Nov 17 - 18, 2017, RMIT University, Melbourne, Australia
The possibilities of using 3D printing machines to fabricate a range of food products has received attention in the past few years. In this talk, I will discuss how 3D food printing has been portrayed in the online news and industry media, outlining five promissory themes that contribute to broader sociotechnical imaginaries about this novel food technology. I will also outline findings from my study involving Australian consumers' responses to and acceptance of various types of 3D printed food.
Deborah Lupton is Centenary Research Professor in the News & Media Research Centre, Faculty of Arts & Design, University of Canberra. She is leader of the Smart Technology Living Lab at the University of Canberra, and the co-leader of the Digital Data & Society Consortium.
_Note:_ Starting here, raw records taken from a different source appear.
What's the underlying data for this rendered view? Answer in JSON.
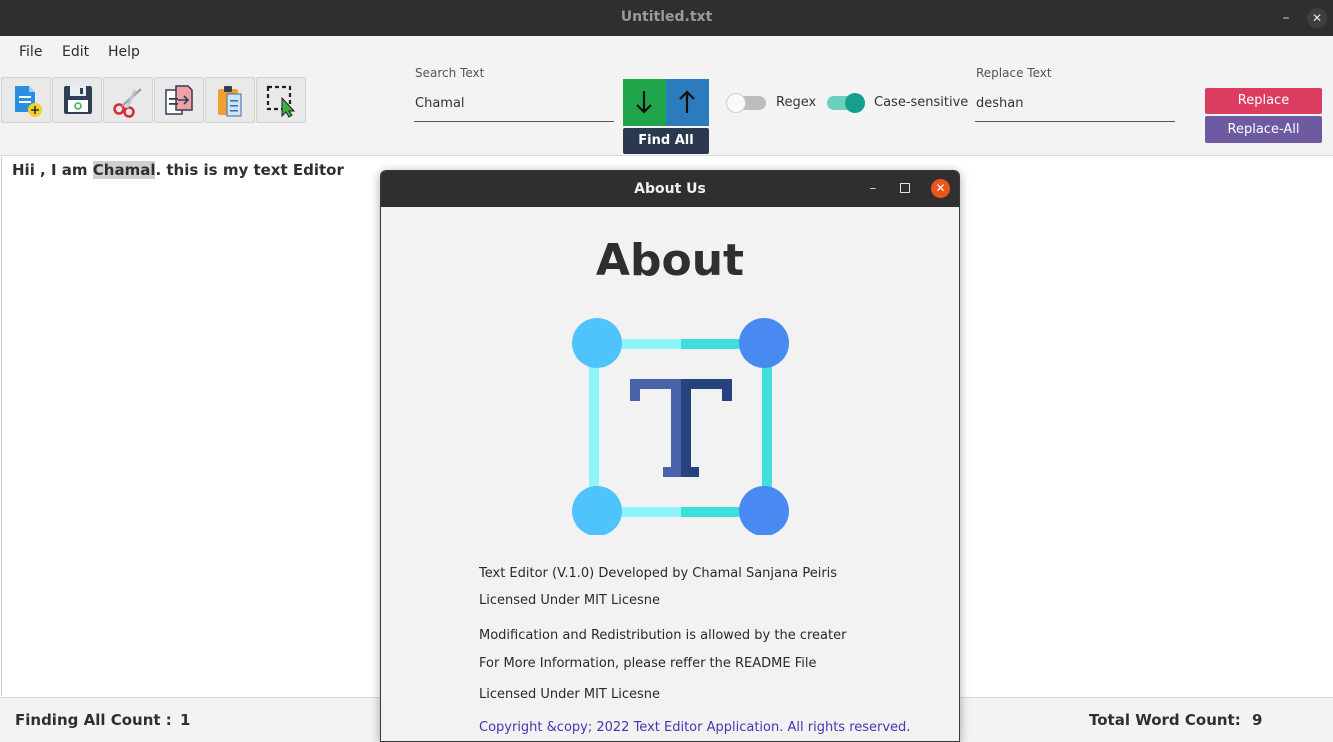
{
  "window": {
    "title": "Untitled.txt",
    "minimize": "–",
    "close": "✕"
  },
  "menu": {
    "items": [
      "File",
      "Edit",
      "Help"
    ]
  },
  "toolbar": {
    "icons": [
      "new-file-icon",
      "save-icon",
      "cut-icon",
      "copy-icon",
      "paste-icon",
      "select-all-icon"
    ]
  },
  "search": {
    "label": "Search Text",
    "value": "Chamal"
  },
  "find": {
    "down_icon": "arrow-down-icon",
    "up_icon": "arrow-up-icon",
    "find_all_label": "Find All"
  },
  "toggles": {
    "regex": {
      "label": "Regex",
      "on": false
    },
    "case_sensitive": {
      "label": "Case-sensitive",
      "on": true
    }
  },
  "replace": {
    "label": "Replace Text",
    "value": "deshan",
    "replace_label": "Replace",
    "replace_all_label": "Replace-All"
  },
  "editor": {
    "before": "Hii , I am ",
    "highlight": "Chamal",
    "after": ". this is my text Editor"
  },
  "status": {
    "finding_label": "Finding All Count :",
    "finding_count": "1",
    "word_count_label": "Total Word Count:",
    "word_count": "9"
  },
  "about_dialog": {
    "title": "About Us",
    "heading": "About",
    "lines": [
      "Text Editor (V.1.0) Developed by Chamal Sanjana Peiris",
      "Licensed Under MIT Licesne",
      "Modification and Redistribution is allowed by the creater",
      "For More Information, please reffer the README File",
      "Licensed Under MIT Licesne"
    ],
    "copyright": "Copyright &copy; 2022 Text Editor Application. All rights reserved.",
    "logo_icon": "text-editor-logo-icon"
  },
  "colors": {
    "titlebar": "#2f2f2f",
    "find_down": "#1fa64a",
    "find_up": "#2b7bbd",
    "find_all": "#2b3950",
    "toggle_on": "#179f8d",
    "replace": "#db3c60",
    "replace_all": "#6e5aa0",
    "dialog_close": "#e9541f",
    "copyright": "#4a34b6"
  }
}
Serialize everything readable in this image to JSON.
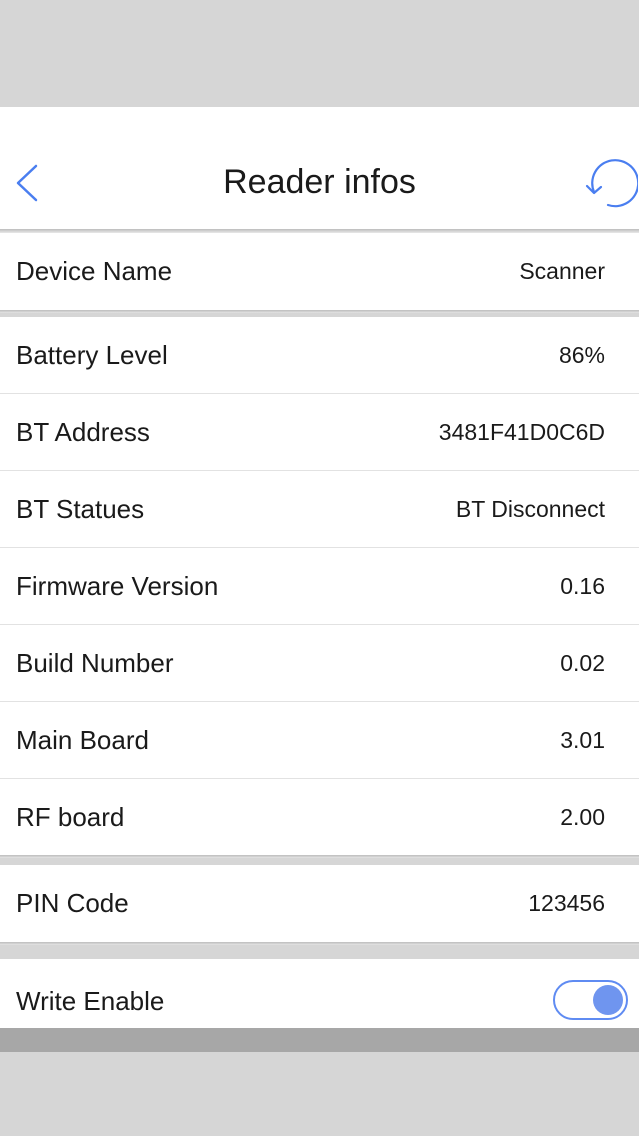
{
  "header": {
    "title": "Reader infos"
  },
  "icons": {
    "back": "chevron-left-icon",
    "refresh": "refresh-icon"
  },
  "colors": {
    "accent": "#4a7ef0",
    "toggle_on": "#6f95ef"
  },
  "section1": {
    "rows": [
      {
        "label": "Device Name",
        "value": "Scanner"
      }
    ]
  },
  "section2": {
    "rows": [
      {
        "label": "Battery Level",
        "value": "86%"
      },
      {
        "label": "BT Address",
        "value": "3481F41D0C6D"
      },
      {
        "label": "BT Statues",
        "value": "BT Disconnect"
      },
      {
        "label": "Firmware Version",
        "value": "0.16"
      },
      {
        "label": "Build Number",
        "value": "0.02"
      },
      {
        "label": "Main Board",
        "value": "3.01"
      },
      {
        "label": "RF board",
        "value": "2.00"
      }
    ]
  },
  "section3": {
    "rows": [
      {
        "label": "PIN Code",
        "value": "123456"
      }
    ]
  },
  "section4": {
    "write_enable_label": "Write Enable",
    "write_enable_on": true
  }
}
Her latest authored books are Digital Sociology (Routledge, 2015), The Quantified Self (Polity, 2016) and Digital Health (Routledge, 2017), as well as the edited volumes Digitised Health, Medicine and Risk (Routledge, 2016) and The Digital Academic (Routledge, 2017, co-edited with Inger Mewburn and Pat Thomson). Her current research interests all involve aspects of digital sociology: digital health technologies, digital data cultures, self-tracking practices, digital food cultures and the digital surveillance of children and young people.